2. Driving Momentum

A marketplace is as good as it’s buyers and sellers. In ‘The Tipping Point’, the author Malcolm Gladwell, talks about an interesting phenomenon that happened in the clubs and bars of Manhattan where young ‘influencers’ started buying Hush Puppies shoes, which had become a somewhat beaten brand. What this did was ignite momentum for demand, amongst a whole generation of young people, driving fashion designers to start featuring the shoes in their collections.

Momentum is that very force that drives up and holds together an influencer marketplace. It all begins with ‘anchor’ brands and marketers understanding the potential of influencer marketing in a crowded digital marketplace. These early adopters need a certain degree of guidance and curated influencer campaigns, which in turn helps ramp up a supply of relevant impactful influencers.

An effective marketplace development effort works towards increasing spend on influencers through key brands and at the same time acquiring, developing and grooming high quality influencers across categories.

Needless to say, this is difficult - achieving a significant, well-balanced momentum on both sides of the market is the key to driving great outcomes for both marketers as well as influencers.

3. Building Trust

Influencer marketing, in spite of its hype, is currently a concept where the rules of the land are still being laid out. In such a landscape, it is of absolute importance for a marketer to be able to operate with the confidence that its valuable brand positioning would not be compromised.

Challenges in Influencer Marketing for Social Influence

Whilst, brand safety has been an ever-trending topic in the digital advertising world, the influencer marketing world brings its own unique challenges:

● One key area of risk for any influencer marketing campaign is something that would be classified in the business world as operational risk. In a best case scenario, this is the risk of an influencer not following defined campaign scopes. In the worst case, there is the risk of posting inappropriate content or content in an inappropriate context

Pricing risk is a key practical reality, where due to the lack of a benchmark pricing, both brands and influencers struggle to come to a consensus. This is further exacerbated by ad-hoc influencer marketing service providers who are out to make a quick dollar in an opaque framework

Fraud risk is the 3rd key component of risk in this marketplace - this could be due to inflated engagement metric by followers who might be fake
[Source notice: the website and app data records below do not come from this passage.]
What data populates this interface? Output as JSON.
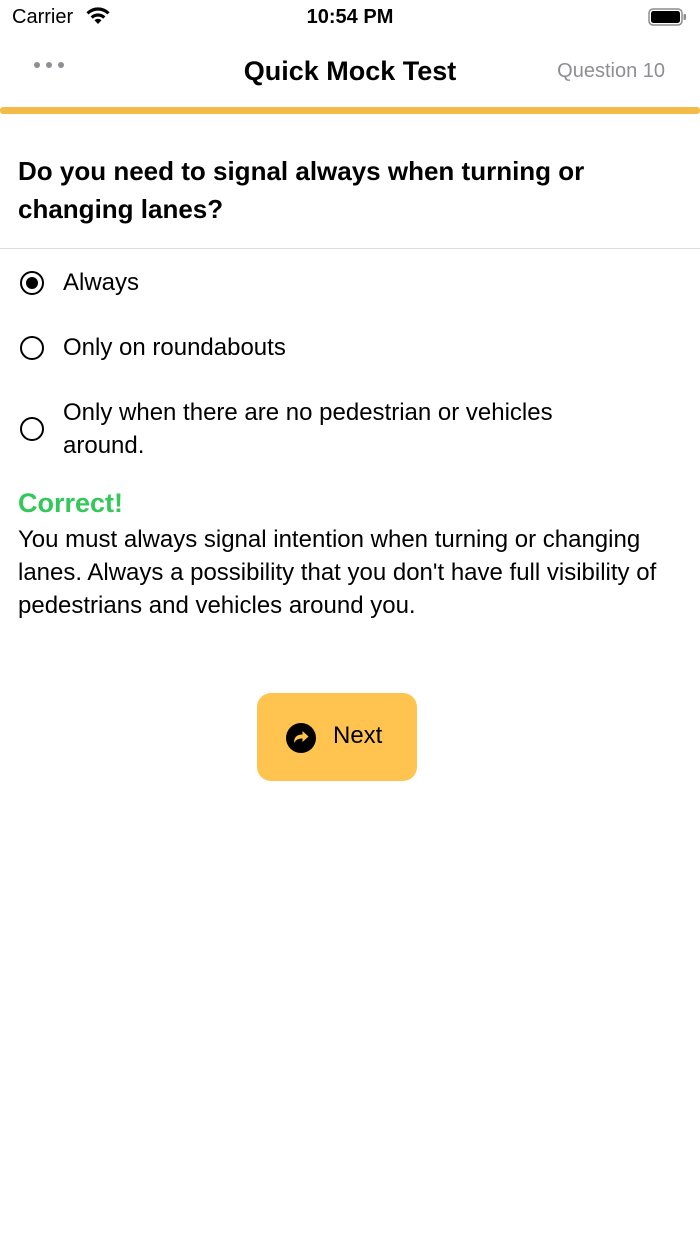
{
  "status_bar": {
    "carrier": "Carrier",
    "time": "10:54 PM"
  },
  "nav": {
    "title": "Quick Mock Test",
    "right_label": "Question 10",
    "more_icon": "ellipsis-icon"
  },
  "progress": {
    "fraction": 1.0,
    "color": "#f3bc47"
  },
  "question": {
    "text": "Do you need to signal always when turning or changing lanes?"
  },
  "options": [
    {
      "label": "Always",
      "selected": true
    },
    {
      "label": "Only on roundabouts",
      "selected": false
    },
    {
      "label": "Only when there are no pedestrian or vehicles around.",
      "selected": false
    }
  ],
  "feedback": {
    "title": "Correct!",
    "text": "You must always signal intention when turning or changing lanes. Always a possibility that you don't have full visibility of pedestrians and vehicles around you.",
    "color": "#34c759"
  },
  "next_button": {
    "label": "Next",
    "icon": "forward-arrow-circle-icon",
    "color": "#fec44f"
  }
}
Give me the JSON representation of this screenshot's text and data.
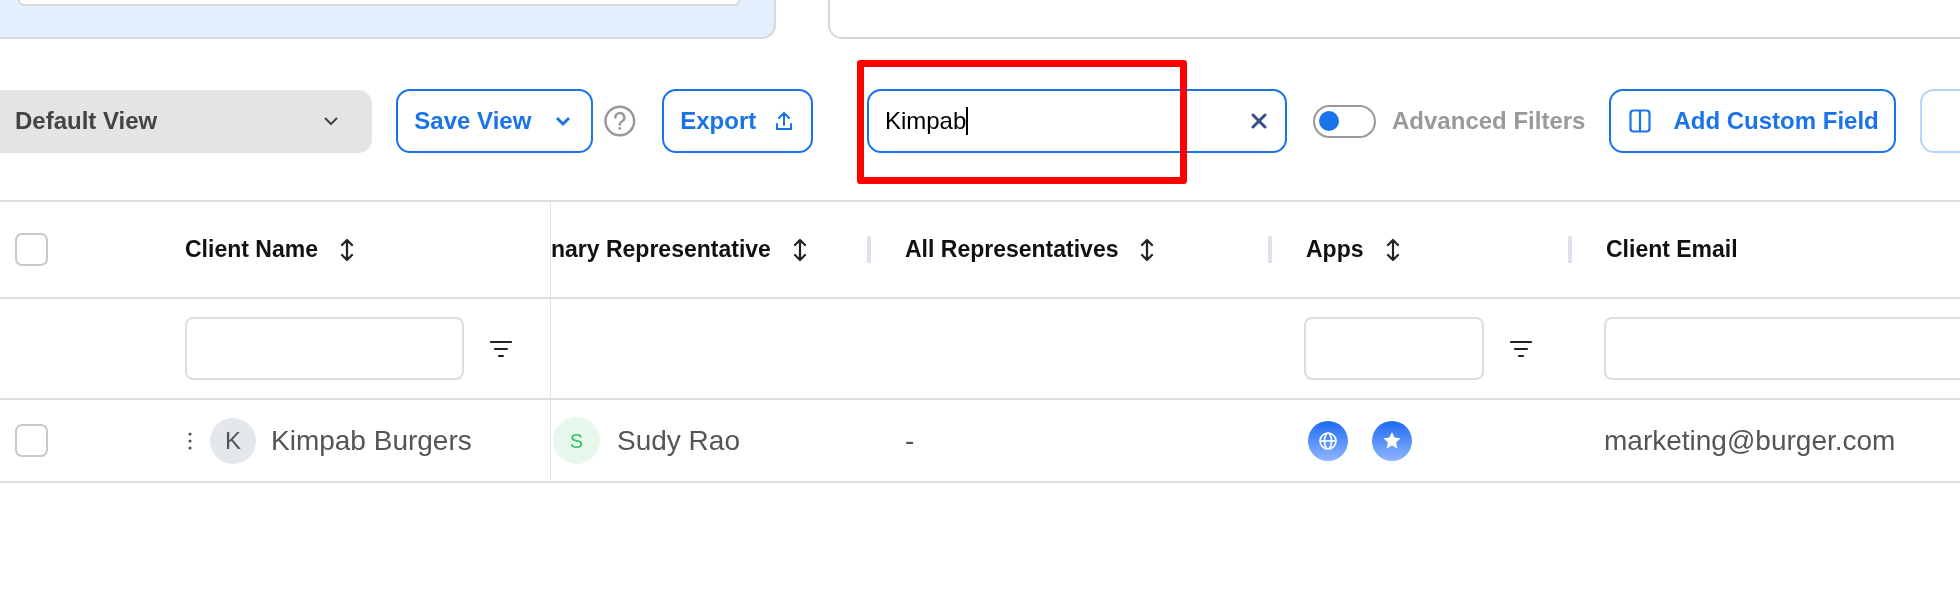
{
  "toolbar": {
    "view_select": {
      "value": "Default View"
    },
    "save_view": {
      "label": "Save View"
    },
    "export": {
      "label": "Export"
    },
    "search": {
      "value": "Kimpab"
    },
    "advanced_filters": {
      "label": "Advanced Filters",
      "on": false
    },
    "add_custom_field": {
      "label": "Add Custom Field"
    }
  },
  "highlight": {
    "kind": "annotation-box"
  },
  "table": {
    "select_all": {
      "checked": false
    },
    "columns": [
      {
        "label": "Client Name",
        "sortable": true,
        "filter_field": true,
        "filter_button": true
      },
      {
        "label": "nary Representative",
        "sortable": true,
        "filter_field": false,
        "filter_button": false
      },
      {
        "label": "All Representatives",
        "sortable": true,
        "filter_field": false,
        "filter_button": false
      },
      {
        "label": "Apps",
        "sortable": true,
        "filter_field": true,
        "filter_button": true
      },
      {
        "label": "Client Email",
        "sortable": false,
        "filter_field": true,
        "filter_button": false
      }
    ],
    "rows": [
      {
        "checked": false,
        "client": {
          "initial": "K",
          "name": "Kimpab Burgers"
        },
        "primary_rep": {
          "initial": "S",
          "name": "Sudy Rao"
        },
        "all_reps": "-",
        "apps": [
          {
            "kind": "globe"
          },
          {
            "kind": "star"
          }
        ],
        "email": "marketing@burger.com"
      }
    ]
  }
}
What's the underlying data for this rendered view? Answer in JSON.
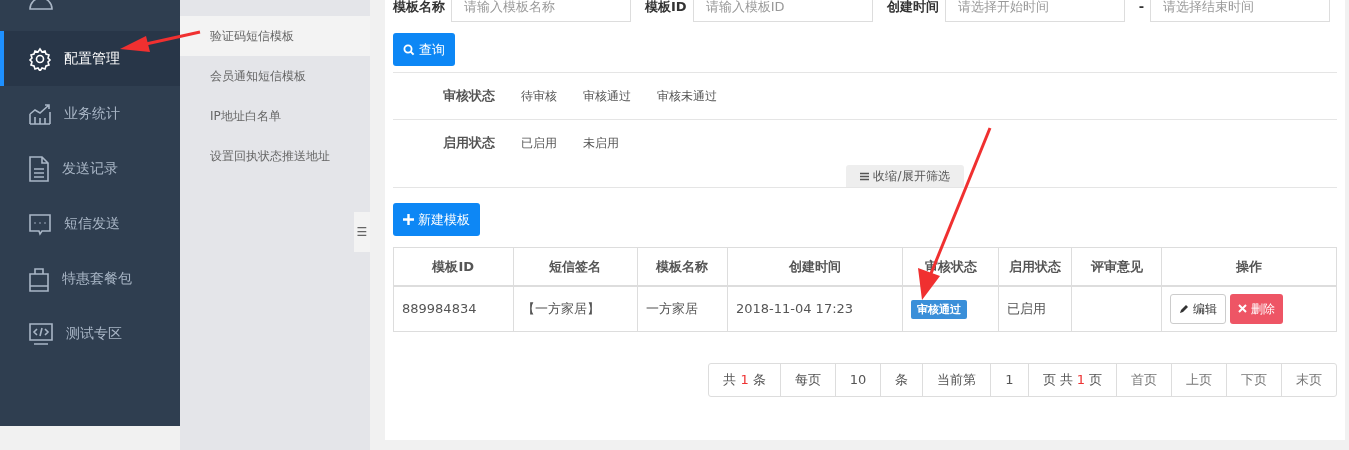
{
  "sidebar": {
    "items": [
      {
        "selected": false
      },
      {
        "label": "配置管理",
        "selected": true
      },
      {
        "label": "业务统计",
        "selected": false
      },
      {
        "label": "发送记录",
        "selected": false
      },
      {
        "label": "短信发送",
        "selected": false
      },
      {
        "label": "特惠套餐包",
        "selected": false
      },
      {
        "label": "测试专区",
        "selected": false
      }
    ]
  },
  "submenu": {
    "items": [
      {
        "label": "验证码短信模板",
        "selected": true
      },
      {
        "label": "会员通知短信模板",
        "selected": false
      },
      {
        "label": "IP地址白名单",
        "selected": false
      },
      {
        "label": "设置回执状态推送地址",
        "selected": false
      }
    ],
    "collapse_handle": "☰"
  },
  "search_form": {
    "fields": [
      {
        "label": "模板名称",
        "placeholder": "请输入模板名称"
      },
      {
        "label": "模板ID",
        "placeholder": "请输入模板ID"
      },
      {
        "label": "创建时间",
        "placeholder": "请选择开始时间"
      },
      {
        "label": "-",
        "placeholder": "请选择结束时间"
      }
    ],
    "search_button": "查询"
  },
  "filters": [
    {
      "label": "审核状态",
      "options": [
        "待审核",
        "审核通过",
        "审核未通过"
      ]
    },
    {
      "label": "启用状态",
      "options": [
        "已启用",
        "未启用"
      ]
    }
  ],
  "filter_toggle": "收缩/展开筛选",
  "new_button": "新建模板",
  "table": {
    "columns": [
      "模板ID",
      "短信签名",
      "模板名称",
      "创建时间",
      "审核状态",
      "启用状态",
      "评审意见",
      "操作"
    ],
    "rows": [
      {
        "id": "889984834",
        "signature": "【一方家居】",
        "name": "一方家居",
        "created": "2018-11-04 17:23",
        "review_status": "审核通过",
        "enabled": "已启用",
        "actions": [
          "编辑",
          "删除"
        ]
      }
    ]
  },
  "pagination": [
    {
      "kind": "count",
      "parts": [
        "共",
        "1",
        "条"
      ]
    },
    {
      "kind": "text",
      "parts": [
        "每页"
      ]
    },
    {
      "kind": "text",
      "parts": [
        "10"
      ]
    },
    {
      "kind": "text",
      "parts": [
        "条"
      ]
    },
    {
      "kind": "text",
      "parts": [
        "当前第"
      ]
    },
    {
      "kind": "text",
      "parts": [
        "1"
      ]
    },
    {
      "kind": "count",
      "parts": [
        "页 共",
        "1",
        "页"
      ]
    },
    {
      "kind": "link",
      "parts": [
        "首页"
      ]
    },
    {
      "kind": "link",
      "parts": [
        "上页"
      ]
    },
    {
      "kind": "link",
      "parts": [
        "下页"
      ]
    },
    {
      "kind": "link",
      "parts": [
        "末页"
      ]
    }
  ]
}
Finally, trust is a two-way philosophy. In this context, the influencer needs to have the ability to trust demand partners and marketers who might operate on discretionary payment terms or non-transparent whitelists.

There are various ways to understand these deeply and a mature influencer marketplace deploys several technological levers like trust ratings, predictive pricing, fraud detection etc as well as business initiatives like robust contracting.

Influencer marketing as a tool and concept has come a long way in 2017. The next big evolutionary change is the maturing of this into large liquid marketplaces, supported by cutting-edge AI driven platforms and end-to-end consultative services to drive more personalized, impactful marketing.

Vivek Misra

Vivek Misra is the VP of Product Strategy at AdAsia, and plays a key role in defining and leading the AI roadmap for the fastest growing technology firm in APAC.